“He was arrested and told by [Immigration and Customs Enforcement] agents to sign a waiver for deportation, that it would help his case to sign, and once he was back in Mexico he could apply for a humanitarian visa,” Reina tells The Florida Independent.
Opponents of the federal government’s Secure Communities program say cases like Maximino’s exemplify why it doesn’t work: Immigrants who have committed no crime are being detained and deported, leaving behind U.S.-born children and families that, in many cases, will struggle to make ends meet.
Secure Communities allows local law enforcement agencies to check the fingerprints of people they detain and match them up with federal immigration and criminal databases, with the stated goal of deporting criminals.
Immigrant rights organizations and people like Reina joined in a national day of action in six U.S. cities, including Miami, on Tuesday. Florida activists delivered a report that documents what they see as Secure Communities abuses to the Democratic Party of Miami-Dade County, and demanded that the Obama administration terminate the program immediately.
Jonathan Fried of We Count! said during the event on Tuesday that in Miami-Dade County, as of May 2011, close to 60 percent of undocumented immigrants who have been detained under Secure Communities have not committed a crime.
Felipe Matos of Presente.org told participants that a recent poll by Latino Decisions — which conducts research on and polls of the Latino electorate — shows that 51 percent of registered Latino voters say immigration reform and the DREAM Act are “the most important issues facing” their community. Matos said that as of yesterday, more than 35,000 people had signed a Presente.org petition telling Obama to end Secure Communities.
Maria Rodriguez, executive director of the Florida Immigrant Coalition, said at the event that 56 percent of Florida Latinos voted for Obama in 2008, but that Secure Communities “has been maintained despite a growing chorus” that rejects the growing number of deportations that are separating families.
Reina’s oldest son, Max, was with his dad on the day he was arrested by Miami-Dade County police officers.
“We were going to work and we picked up some food for our lunch break. As soon as we turned the corner, the cop stopped us,” he says. “They asked him for his driver’s license. My dad said he didn’t have one; he gave [the police officer] his name. They checked on the computer, another cop came and told him to get down, and arrested him right there. They didn’t tell us why he got stopped, that it was a routine check.”
Max says he was not able to see his father in detention and that his family never received an explanation of the charges he faced from a lawyer or ICE agents. “They took him two days before Father’s Day and deported him on his birthday, and that is kind of messed up,” Max says.
“Why are they deporting fathers from kids who are born here, leaving the kids at home?” Max asks, adding, “How are the moms supposed to support the kids? What are they going to do?” Max says his mom does not have a job, but has received some support from her church to pay the bills.

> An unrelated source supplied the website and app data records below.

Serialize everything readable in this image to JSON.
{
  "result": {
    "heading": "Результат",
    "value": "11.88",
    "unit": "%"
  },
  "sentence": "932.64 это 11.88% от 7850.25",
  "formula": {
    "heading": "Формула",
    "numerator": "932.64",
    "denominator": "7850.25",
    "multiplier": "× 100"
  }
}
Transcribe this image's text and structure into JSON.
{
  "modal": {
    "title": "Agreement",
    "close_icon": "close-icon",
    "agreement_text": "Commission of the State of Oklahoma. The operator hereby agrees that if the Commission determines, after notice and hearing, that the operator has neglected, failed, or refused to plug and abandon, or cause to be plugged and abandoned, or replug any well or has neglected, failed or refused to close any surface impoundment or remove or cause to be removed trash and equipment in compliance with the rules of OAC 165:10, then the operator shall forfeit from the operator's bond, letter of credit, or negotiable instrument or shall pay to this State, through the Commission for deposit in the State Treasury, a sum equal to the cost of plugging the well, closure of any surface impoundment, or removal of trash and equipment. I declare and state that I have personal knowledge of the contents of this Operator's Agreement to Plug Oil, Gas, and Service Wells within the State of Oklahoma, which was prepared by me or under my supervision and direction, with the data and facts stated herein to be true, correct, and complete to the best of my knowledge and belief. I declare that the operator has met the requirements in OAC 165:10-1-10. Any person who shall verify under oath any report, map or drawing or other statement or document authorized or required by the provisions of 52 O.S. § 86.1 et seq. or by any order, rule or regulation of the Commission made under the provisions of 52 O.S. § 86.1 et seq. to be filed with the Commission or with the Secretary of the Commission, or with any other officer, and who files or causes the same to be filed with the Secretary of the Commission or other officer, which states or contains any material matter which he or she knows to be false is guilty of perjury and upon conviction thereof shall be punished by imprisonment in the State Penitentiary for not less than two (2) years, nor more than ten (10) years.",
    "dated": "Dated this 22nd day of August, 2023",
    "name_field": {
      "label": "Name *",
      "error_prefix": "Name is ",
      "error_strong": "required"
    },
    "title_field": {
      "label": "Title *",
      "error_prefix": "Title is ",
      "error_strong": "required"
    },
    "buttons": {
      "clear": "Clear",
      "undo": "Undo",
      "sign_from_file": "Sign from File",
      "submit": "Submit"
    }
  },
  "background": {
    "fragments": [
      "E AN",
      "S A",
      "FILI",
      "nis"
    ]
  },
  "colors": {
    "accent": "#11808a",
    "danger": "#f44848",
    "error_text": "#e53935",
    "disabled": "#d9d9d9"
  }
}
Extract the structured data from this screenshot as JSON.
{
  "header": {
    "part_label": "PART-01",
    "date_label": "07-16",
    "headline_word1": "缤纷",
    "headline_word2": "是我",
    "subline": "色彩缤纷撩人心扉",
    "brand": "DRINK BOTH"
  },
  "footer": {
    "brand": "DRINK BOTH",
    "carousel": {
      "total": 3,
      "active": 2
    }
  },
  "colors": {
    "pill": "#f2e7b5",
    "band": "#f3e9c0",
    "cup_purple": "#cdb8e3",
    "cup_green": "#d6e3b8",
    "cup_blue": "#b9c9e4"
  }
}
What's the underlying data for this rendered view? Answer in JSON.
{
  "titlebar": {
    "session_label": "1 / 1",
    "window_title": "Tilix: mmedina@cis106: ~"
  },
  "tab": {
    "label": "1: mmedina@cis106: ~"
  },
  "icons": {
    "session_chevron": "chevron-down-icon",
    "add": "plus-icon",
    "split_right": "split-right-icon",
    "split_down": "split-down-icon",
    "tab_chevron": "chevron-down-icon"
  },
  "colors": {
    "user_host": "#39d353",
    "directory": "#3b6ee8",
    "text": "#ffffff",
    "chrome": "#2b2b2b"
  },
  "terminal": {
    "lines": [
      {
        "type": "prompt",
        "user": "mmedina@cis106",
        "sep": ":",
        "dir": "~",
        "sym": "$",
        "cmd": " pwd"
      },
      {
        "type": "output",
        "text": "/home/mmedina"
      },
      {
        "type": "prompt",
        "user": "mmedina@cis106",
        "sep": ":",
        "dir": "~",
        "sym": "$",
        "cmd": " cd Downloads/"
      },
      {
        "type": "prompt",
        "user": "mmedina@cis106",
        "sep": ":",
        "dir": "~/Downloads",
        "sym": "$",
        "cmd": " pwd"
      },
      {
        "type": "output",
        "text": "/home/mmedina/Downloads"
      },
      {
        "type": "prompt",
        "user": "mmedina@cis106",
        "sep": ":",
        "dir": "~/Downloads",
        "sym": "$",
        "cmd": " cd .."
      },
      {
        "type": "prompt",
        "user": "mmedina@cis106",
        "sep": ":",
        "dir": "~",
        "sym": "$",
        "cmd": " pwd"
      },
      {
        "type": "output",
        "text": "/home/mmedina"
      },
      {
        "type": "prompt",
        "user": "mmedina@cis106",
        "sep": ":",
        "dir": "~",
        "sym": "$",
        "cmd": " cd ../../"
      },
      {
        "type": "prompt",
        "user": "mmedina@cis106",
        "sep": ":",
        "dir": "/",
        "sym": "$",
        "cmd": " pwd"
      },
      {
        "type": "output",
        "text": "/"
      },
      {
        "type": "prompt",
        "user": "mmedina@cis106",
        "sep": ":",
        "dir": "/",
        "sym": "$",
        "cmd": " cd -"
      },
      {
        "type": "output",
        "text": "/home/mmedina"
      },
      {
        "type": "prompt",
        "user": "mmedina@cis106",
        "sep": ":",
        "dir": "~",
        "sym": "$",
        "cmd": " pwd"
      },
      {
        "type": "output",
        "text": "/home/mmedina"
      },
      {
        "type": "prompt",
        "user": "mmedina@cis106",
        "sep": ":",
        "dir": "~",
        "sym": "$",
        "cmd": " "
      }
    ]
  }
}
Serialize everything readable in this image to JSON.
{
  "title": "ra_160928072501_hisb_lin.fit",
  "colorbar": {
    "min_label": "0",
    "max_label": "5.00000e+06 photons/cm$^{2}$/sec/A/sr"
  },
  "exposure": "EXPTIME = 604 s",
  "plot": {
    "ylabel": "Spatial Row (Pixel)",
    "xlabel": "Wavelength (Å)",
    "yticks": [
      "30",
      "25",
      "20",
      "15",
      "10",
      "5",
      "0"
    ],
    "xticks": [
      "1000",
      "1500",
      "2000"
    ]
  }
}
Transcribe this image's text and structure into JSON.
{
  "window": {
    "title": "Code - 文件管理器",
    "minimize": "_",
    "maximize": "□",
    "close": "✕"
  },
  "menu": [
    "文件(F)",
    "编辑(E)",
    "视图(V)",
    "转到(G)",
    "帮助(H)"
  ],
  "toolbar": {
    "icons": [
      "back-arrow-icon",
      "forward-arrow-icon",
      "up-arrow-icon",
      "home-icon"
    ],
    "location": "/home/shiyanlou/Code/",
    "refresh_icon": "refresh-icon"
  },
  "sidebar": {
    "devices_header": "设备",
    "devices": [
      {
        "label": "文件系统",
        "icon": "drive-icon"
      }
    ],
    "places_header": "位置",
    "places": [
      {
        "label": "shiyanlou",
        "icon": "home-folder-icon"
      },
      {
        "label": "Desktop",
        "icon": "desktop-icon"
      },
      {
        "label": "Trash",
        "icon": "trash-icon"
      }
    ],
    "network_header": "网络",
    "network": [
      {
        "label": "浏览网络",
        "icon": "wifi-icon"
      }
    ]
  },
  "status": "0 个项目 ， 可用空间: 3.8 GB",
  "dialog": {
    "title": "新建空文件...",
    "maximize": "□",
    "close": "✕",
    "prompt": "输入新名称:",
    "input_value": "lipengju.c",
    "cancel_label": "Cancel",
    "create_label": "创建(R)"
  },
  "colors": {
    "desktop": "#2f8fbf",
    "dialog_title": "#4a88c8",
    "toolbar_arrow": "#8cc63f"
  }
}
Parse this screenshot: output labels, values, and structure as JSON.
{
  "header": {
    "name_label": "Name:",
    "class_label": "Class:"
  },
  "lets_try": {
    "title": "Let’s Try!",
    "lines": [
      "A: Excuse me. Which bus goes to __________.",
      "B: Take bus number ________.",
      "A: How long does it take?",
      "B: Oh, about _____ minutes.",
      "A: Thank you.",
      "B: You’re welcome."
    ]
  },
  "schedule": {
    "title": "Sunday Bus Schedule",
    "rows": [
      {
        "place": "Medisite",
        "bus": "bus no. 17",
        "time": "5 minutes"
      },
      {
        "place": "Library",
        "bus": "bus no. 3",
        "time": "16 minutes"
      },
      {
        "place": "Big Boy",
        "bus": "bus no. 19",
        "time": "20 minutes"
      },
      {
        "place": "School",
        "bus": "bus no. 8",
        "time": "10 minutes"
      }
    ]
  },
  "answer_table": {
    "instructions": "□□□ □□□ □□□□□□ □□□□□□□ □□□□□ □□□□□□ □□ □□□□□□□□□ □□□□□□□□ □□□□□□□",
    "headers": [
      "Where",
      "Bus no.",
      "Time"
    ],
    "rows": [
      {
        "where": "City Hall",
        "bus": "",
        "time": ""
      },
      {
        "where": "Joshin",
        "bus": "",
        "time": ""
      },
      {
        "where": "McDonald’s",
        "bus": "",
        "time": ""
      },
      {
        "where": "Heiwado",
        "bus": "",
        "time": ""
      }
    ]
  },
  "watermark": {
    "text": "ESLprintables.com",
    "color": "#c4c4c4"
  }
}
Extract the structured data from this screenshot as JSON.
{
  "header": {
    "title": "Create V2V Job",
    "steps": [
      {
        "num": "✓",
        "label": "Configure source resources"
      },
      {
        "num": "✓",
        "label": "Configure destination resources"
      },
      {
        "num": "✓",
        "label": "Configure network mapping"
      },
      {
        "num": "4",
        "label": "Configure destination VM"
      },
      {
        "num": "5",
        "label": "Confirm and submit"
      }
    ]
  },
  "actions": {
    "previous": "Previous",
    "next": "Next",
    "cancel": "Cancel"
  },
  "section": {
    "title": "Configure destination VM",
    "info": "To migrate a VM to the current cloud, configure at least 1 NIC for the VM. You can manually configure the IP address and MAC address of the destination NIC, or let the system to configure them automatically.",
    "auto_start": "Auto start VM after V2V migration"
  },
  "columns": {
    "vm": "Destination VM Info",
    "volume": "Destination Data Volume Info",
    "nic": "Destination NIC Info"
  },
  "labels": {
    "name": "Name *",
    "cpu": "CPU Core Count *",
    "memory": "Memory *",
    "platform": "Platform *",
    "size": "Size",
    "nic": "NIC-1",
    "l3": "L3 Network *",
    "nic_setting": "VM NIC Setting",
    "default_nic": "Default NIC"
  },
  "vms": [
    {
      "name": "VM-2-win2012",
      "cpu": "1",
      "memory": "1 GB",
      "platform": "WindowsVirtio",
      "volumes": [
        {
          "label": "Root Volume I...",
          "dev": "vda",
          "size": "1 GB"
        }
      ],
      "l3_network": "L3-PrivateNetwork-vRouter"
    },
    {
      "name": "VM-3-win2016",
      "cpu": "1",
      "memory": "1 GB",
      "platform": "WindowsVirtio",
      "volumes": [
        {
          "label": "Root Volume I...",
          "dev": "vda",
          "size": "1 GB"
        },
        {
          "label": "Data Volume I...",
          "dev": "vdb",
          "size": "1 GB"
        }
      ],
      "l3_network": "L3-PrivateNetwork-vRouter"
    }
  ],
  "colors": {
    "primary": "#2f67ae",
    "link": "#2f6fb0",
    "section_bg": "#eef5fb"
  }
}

Max is starting ninth grade and was working a construction job during the summer with his dad to make money for school. He does not want to go back to Mexico, even though he says he’s a “little bit” confident speaking Spanish. He says that after his father’s deportation, his 8-year-old brother “would cry a lot and did not eat for about two or three weeks.”
Diego Sanchez, a 21-year-old college student who lives in Fort Lauderdale and came to the U.S. at the age of 8, tells the Independent that his mom and two sisters are residents but he is not.
He is a senior at St. Thomas University, a private Catholic school, where he studies psychology and international relations. Thanks to his grades, he benefits from reduced tuition. He is also president of Students Working for Equal Rights.
“My dad is a painter, my mom cleans houses for a living, so they have to go to work early and can’t take me to school,” he says. “So I drive on an international license, but I’m risking everything. But you can’t stop your life.”
“I’m in a pretty good position compared to other folks that are in public transportation,” Sanchez says, “especially because [immigration authorities] have been stopping students in public transportation and ask you for ID. … There was a crime close to my house and there were folks that didn’t know whether to report it because they were afraid of the cops.”
Photos from Tuesday’s rally: